Bass Chord Progressions
Although any selection of chords that sounds good may be used to write songs, usually chords will follow a certain numeric arrangement. These are called “chord progressions”. A chord progression might refer to the chords of an entire song or just a section of a song. When referring to the specific chords in a progression, it is standard to use Roman Numerals (some people prefer upper case for major and dominant chords and lower case for minor chords) which relate to each chord in the harmonized major scale. A few common chord progressions are listed below. These examples are in the key of C major. Since all keys follow the same chord order, just “plug in” the chords by number to recreate the chord progression in other keys.
All harmonized Major scales are made up of the same chords
I-IV-V Chord Progression

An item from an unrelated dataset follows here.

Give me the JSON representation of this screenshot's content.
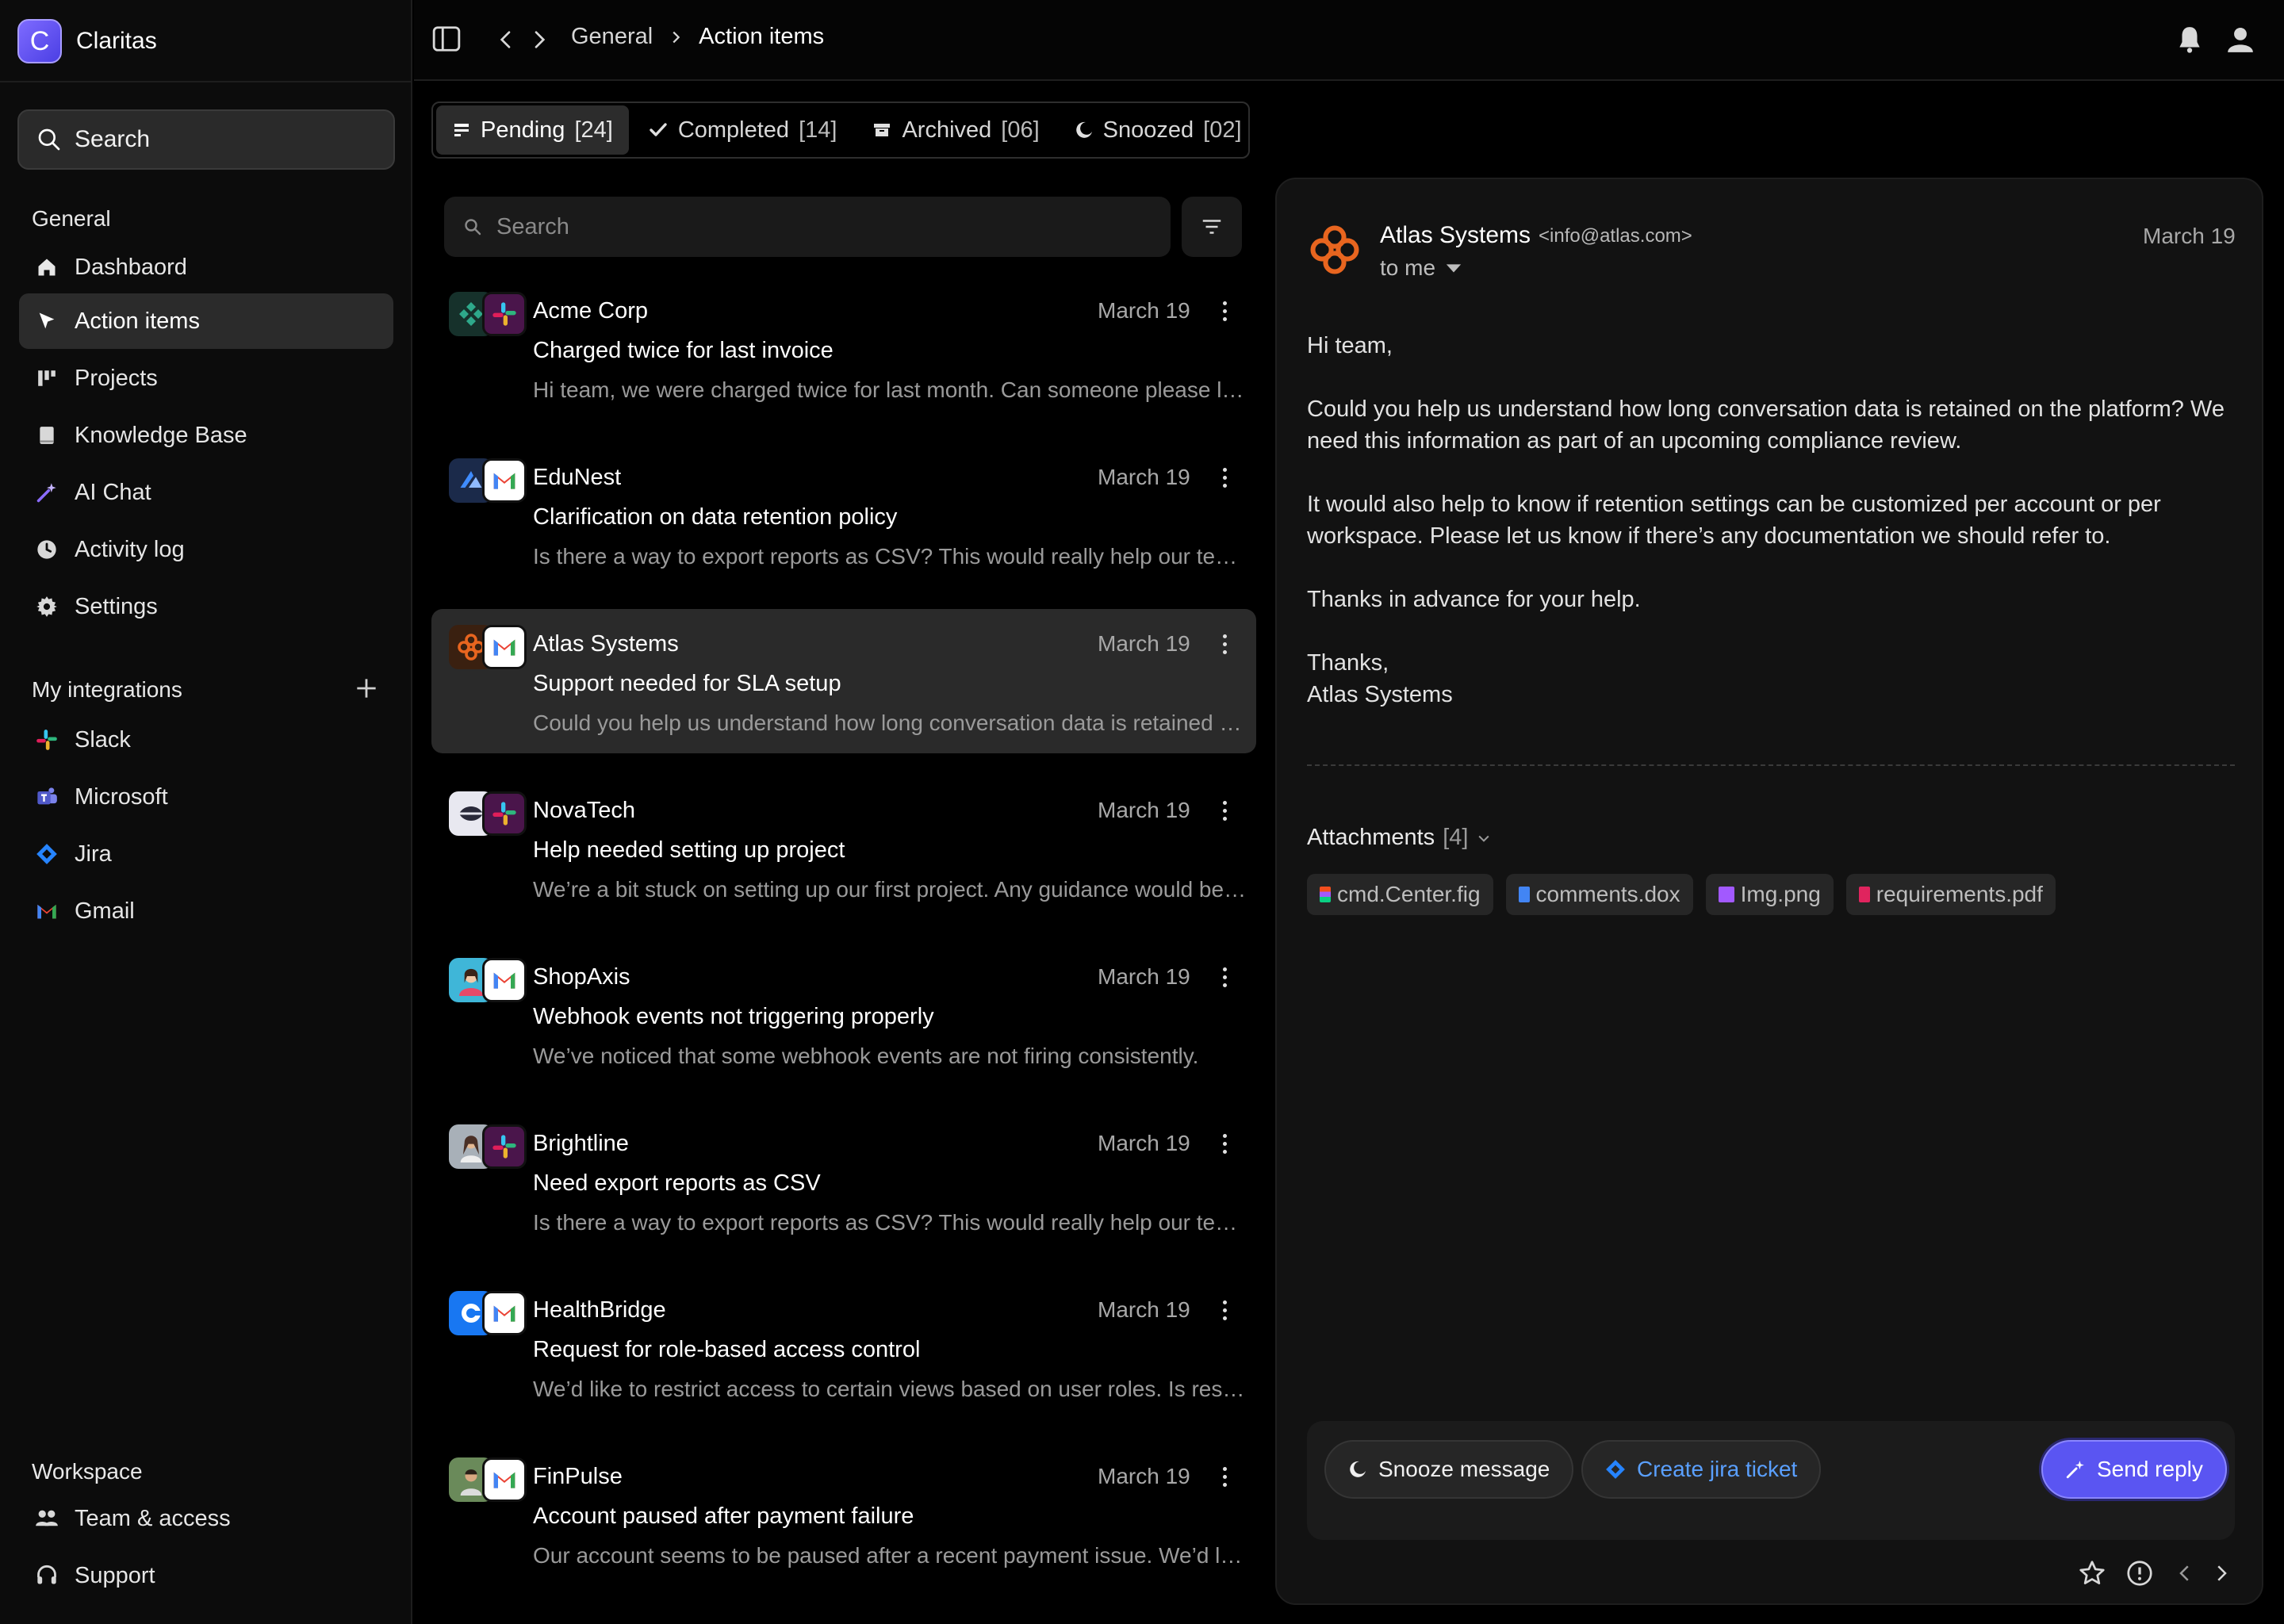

This very common progression forms the basic structure for most popular music and virtually every blues song every written. Other progressions sometimes appear within this progression as well.
ii-V-I Chord Progression

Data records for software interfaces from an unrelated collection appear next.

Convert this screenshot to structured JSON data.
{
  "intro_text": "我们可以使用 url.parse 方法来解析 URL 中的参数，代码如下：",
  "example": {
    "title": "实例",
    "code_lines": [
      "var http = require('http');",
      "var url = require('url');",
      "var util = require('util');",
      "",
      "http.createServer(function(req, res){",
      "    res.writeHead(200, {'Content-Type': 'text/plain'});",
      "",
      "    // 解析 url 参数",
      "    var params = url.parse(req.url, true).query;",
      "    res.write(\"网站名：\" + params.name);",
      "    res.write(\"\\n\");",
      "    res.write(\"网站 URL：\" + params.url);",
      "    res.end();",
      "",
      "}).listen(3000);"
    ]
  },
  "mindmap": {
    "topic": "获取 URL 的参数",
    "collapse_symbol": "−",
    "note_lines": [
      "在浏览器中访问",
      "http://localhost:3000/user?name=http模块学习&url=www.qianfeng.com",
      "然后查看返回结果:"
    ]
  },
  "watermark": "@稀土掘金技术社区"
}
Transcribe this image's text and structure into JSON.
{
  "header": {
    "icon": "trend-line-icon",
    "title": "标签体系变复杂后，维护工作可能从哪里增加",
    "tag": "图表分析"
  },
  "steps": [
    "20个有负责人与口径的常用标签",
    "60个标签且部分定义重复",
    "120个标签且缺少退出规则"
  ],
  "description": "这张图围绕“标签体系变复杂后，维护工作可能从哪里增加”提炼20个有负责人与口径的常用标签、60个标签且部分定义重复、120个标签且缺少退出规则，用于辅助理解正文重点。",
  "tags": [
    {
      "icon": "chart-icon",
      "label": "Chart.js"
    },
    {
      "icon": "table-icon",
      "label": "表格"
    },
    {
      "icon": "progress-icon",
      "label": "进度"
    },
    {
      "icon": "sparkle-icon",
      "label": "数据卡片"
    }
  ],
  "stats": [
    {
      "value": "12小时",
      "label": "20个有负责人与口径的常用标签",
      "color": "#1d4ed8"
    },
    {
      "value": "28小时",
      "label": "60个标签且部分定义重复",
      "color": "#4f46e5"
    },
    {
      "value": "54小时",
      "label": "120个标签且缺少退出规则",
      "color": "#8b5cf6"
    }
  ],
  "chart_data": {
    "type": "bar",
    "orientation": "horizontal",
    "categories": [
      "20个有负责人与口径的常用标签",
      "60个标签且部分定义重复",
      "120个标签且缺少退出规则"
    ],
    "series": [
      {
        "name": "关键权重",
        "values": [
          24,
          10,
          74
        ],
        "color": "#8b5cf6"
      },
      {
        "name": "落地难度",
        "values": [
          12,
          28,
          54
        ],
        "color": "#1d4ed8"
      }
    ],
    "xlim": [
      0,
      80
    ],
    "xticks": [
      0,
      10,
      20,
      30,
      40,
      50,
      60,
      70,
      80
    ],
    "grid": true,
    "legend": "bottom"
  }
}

Most common in jazz, it sometime is used as a “turnaround” progression in blues and other styles. Often, ii-V-I’s from several keys are used together in the same some. This can be a fun challenge to sort through when soloing.
I-vi-ii-V Chord Progression

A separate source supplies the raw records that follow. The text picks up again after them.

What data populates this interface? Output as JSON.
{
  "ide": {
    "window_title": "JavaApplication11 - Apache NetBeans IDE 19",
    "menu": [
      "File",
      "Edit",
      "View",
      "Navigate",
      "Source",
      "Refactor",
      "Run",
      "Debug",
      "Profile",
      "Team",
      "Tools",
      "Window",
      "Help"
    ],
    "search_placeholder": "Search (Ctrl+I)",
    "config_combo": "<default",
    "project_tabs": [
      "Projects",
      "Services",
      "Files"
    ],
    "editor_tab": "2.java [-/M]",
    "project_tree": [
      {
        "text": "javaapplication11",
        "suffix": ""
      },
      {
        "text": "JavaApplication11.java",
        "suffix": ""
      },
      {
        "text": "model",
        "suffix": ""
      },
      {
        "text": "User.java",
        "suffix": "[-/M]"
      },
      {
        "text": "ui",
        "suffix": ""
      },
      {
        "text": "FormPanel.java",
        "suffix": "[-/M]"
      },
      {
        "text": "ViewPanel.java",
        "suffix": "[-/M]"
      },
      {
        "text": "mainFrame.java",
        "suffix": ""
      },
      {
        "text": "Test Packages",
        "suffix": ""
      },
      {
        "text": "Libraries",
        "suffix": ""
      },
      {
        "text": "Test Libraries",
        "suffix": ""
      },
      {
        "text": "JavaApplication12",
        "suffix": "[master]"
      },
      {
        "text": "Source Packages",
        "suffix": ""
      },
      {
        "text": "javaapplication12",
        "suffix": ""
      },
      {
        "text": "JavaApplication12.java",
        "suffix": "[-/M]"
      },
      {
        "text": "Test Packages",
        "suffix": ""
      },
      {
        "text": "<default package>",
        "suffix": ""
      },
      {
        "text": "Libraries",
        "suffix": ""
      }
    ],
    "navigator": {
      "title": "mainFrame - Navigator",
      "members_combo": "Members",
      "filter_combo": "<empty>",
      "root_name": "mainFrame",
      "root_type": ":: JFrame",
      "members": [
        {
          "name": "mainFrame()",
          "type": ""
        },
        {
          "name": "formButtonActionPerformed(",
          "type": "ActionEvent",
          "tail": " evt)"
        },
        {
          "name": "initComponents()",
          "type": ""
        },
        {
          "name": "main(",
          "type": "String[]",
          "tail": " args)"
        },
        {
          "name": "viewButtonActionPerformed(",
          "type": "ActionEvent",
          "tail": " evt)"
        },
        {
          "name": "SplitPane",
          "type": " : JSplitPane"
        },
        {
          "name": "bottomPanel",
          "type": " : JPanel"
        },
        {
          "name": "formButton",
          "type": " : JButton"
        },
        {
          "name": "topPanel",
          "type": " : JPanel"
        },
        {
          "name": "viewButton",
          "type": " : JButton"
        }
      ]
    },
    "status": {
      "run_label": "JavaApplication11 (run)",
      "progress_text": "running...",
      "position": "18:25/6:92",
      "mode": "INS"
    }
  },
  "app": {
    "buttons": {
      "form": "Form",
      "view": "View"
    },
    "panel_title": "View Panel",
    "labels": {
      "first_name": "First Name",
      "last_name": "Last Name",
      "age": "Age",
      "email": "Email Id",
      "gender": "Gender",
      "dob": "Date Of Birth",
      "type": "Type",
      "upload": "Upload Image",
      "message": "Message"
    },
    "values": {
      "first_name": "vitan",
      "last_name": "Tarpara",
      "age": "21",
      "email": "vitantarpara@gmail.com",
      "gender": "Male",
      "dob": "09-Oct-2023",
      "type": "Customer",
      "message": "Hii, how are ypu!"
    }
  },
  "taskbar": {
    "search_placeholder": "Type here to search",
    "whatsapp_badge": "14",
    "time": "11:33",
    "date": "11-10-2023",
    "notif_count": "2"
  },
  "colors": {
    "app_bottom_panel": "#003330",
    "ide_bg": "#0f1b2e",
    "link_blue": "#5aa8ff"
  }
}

This progression was very popular in the 50′s (songs like Lollypop, etc.). In jazz circles, the progression is referred to as “rhythm changes” for the standard, “I’ve Got Rhythm.”
- Understanding Keys for Bass Players
- Analyzing Chord Progressions for Bass